||Danz NP, Regal RR, Niemi GJ, Brady VJ, Hollenhorst T, Johnson LB, Host GE, Hanowski JM, Johnston CA, Brown T, Kingston J, Kelly JR. Environmentally stratified sampling design for the development of Great Lakes environmental indicators. Environmental Monitoring and Assessment 2005;102(1-3):41-65.||
||Johnston CA, Meysembourg P. Comparison of the Wisconsin and National Wetlands Inventories. Wetlands 2002;22(2):386-405.||
||Johnston CA. Shrub species as indicators of wetland sedimentation. Wetlands 2003;23(4):911-920.||
||Kercher SM, Frieswyk CB, Zedler JB. Effects of sampling teams and estimation methods on the assessment of plant cover. Journal of Vegetation Science 2003;14(6):899-906.||
Supplemental Keywords:vegetative indicators, coastal wetlands, floristic quality assessment index, ecosystem resilience, aquatic acrophytes, Great Lakes, environmental indicators,, RFA, Scientific Discipline, ENVIRONMENTAL MANAGEMENT, Geographic Area, Water, ECOSYSTEMS, Ecosystem Protection/Environmental Exposure & Risk, Nutrients, Ecosystem/Assessment/Indicators, Ecosystem Protection, Ecological Effects - Environmental Exposure & Risk, Environmental Monitoring, Ecological Monitoring, Ecological Risk Assessment, Ecology and Ecosystems, Great Lakes, Ecological Indicators, Risk Assessment, ecological condition, nutrient supply, coastal ecosystem, nutrient transport, aquatic ecosystem, diatoms, hydrological stability, ecosystem assessment, hierarchically structured indicators, wetland vegetation, vegetative indicators, environmental stressor, hydrological, coastal environments, environmental consequences, ecological assessment, estuarine ecosystems, nutrient stress, ecosystem indicators, aquatic ecosystems, toxic environmental contaminants, water quality, ecosystem stress
Progress and Final Reports:Original Abstract
Main Center Abstract and Reports:R828675 EAGLES - Great Lakes Environmental Indicators Project
Subprojects under this Center: (EPA does not fund or establish subprojects; EPA awards and manages the overall grant for this center).
R828675C001 Great Lakes Diatom and Water Quality Indicators
R828675C002 Vegetative Indicators of Condition, Integrity, and Sustainability of Great Lakes Coastal Wetlands
R828675C003 Testing Indicators of Coastal Ecosystem Integrity Using Fish and Macroinvertebrates

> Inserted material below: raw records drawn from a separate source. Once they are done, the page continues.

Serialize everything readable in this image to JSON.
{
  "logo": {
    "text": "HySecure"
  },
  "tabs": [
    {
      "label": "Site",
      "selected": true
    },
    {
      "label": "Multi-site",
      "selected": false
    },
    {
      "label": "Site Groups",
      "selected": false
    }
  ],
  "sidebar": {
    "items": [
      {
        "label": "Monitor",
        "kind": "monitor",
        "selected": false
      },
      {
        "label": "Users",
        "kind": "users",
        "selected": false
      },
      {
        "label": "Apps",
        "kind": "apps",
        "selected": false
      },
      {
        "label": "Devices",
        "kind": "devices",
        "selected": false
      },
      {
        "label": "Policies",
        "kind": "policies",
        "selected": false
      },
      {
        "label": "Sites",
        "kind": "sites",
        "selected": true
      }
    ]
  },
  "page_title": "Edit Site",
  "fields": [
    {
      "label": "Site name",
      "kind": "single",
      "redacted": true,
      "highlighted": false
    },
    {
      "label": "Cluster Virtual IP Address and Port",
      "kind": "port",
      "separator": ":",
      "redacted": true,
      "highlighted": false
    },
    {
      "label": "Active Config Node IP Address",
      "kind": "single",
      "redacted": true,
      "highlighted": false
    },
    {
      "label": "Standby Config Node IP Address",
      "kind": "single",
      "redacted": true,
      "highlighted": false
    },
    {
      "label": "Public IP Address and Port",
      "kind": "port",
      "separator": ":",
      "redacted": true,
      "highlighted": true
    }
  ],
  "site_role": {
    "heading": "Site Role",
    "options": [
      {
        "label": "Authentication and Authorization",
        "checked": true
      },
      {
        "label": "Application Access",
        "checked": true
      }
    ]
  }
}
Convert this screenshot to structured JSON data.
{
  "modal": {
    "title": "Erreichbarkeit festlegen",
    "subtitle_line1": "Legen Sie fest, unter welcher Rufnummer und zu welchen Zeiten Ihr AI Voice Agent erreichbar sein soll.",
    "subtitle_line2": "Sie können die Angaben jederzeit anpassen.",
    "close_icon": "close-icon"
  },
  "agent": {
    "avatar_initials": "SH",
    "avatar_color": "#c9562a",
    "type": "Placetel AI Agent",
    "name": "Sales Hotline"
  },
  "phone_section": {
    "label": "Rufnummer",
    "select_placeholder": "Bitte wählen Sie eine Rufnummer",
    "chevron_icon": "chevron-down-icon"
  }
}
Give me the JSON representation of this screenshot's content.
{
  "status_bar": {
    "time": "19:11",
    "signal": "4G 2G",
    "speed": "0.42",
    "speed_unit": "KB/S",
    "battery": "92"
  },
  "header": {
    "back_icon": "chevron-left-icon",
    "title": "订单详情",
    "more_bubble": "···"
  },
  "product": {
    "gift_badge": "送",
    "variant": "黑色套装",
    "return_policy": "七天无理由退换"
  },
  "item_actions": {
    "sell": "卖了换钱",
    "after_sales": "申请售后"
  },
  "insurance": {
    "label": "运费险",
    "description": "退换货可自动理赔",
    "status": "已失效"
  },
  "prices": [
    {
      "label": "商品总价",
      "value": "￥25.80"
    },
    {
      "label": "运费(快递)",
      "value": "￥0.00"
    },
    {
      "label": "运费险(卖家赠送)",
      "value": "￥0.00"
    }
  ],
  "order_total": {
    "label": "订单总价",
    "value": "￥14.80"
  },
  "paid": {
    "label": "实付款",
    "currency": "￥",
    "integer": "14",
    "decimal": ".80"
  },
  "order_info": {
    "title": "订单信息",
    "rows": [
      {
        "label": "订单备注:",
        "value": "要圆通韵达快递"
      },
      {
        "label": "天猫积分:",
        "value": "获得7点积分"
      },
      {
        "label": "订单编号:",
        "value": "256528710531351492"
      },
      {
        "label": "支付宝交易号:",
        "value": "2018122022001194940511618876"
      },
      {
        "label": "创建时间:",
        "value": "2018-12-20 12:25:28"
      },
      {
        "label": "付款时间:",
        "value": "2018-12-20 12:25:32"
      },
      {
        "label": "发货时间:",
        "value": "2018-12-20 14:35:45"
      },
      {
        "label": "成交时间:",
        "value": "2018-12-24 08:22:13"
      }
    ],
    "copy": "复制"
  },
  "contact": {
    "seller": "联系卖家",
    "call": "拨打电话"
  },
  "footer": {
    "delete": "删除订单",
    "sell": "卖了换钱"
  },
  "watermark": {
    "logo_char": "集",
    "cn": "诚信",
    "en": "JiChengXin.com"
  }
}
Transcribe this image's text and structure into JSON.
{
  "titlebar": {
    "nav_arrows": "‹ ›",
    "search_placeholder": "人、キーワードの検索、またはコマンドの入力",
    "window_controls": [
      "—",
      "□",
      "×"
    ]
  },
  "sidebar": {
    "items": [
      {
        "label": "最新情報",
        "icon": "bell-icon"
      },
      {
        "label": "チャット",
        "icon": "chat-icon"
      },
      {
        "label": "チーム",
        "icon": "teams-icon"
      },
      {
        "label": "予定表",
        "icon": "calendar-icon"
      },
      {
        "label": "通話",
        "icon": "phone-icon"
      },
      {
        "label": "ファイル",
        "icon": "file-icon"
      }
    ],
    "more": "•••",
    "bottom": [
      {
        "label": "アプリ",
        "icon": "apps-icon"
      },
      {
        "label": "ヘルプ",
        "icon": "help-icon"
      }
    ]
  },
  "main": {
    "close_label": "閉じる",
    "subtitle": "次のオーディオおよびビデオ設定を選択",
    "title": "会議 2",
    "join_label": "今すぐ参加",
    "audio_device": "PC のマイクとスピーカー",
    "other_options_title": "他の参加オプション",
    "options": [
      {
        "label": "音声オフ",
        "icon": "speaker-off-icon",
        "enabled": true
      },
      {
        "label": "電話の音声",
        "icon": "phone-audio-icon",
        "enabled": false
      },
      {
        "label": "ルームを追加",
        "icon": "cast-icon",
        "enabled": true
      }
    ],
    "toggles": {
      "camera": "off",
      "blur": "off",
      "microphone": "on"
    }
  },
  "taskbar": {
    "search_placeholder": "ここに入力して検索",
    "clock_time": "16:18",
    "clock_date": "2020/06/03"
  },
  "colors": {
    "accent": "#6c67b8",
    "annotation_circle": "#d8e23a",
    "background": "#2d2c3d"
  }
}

R828675C004 Development and Assessment of Environmental Indicators Based on Birds and Amphibians in the Great Lakes Basin
R828675C005 Development and Evaluation of Chemical Indicators for Monitoring Ecological Risk